▶ [WHAT YOU WILL DO]
Wherever the word "this" appears in the entries, copy the whole line.

▶ [RECORDS PROVIDED]
>>
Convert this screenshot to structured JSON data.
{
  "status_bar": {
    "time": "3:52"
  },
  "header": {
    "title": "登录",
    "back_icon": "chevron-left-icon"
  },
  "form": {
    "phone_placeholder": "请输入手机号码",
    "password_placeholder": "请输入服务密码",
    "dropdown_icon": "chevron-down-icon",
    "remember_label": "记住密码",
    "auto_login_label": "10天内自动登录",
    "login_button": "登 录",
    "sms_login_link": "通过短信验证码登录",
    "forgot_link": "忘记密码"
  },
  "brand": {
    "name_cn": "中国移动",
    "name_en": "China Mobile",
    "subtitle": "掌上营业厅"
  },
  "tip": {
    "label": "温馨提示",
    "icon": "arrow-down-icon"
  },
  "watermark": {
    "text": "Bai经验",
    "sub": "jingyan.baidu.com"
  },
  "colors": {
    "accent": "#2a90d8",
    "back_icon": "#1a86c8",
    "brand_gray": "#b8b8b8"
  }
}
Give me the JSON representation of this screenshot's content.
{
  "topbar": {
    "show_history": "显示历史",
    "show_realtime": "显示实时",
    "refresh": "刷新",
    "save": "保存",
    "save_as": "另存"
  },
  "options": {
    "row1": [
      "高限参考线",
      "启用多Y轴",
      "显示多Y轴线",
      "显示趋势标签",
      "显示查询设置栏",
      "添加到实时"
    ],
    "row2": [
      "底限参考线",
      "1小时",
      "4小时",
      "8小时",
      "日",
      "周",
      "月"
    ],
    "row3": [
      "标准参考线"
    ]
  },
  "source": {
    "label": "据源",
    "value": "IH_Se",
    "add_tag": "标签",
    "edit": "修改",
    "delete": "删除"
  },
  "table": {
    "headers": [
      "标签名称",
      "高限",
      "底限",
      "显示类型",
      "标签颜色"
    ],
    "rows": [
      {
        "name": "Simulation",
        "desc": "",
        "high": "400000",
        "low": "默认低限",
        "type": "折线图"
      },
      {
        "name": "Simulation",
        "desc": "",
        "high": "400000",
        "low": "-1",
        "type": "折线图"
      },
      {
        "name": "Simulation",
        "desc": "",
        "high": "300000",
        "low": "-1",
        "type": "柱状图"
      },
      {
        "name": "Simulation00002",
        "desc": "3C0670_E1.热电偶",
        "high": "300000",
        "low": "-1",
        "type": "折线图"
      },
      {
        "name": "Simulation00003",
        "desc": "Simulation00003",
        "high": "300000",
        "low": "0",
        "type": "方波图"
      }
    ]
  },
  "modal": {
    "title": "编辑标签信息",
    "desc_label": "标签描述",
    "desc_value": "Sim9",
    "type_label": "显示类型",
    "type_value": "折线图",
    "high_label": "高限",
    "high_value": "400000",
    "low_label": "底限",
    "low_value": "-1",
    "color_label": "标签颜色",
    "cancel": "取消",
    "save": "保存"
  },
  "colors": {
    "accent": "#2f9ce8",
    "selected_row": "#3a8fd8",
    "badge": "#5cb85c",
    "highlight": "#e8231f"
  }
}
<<
▶ [YOUR RESPONSE]
Convert this screenshot to structured JSON data.
Give me the JSON representation of this screenshot's content.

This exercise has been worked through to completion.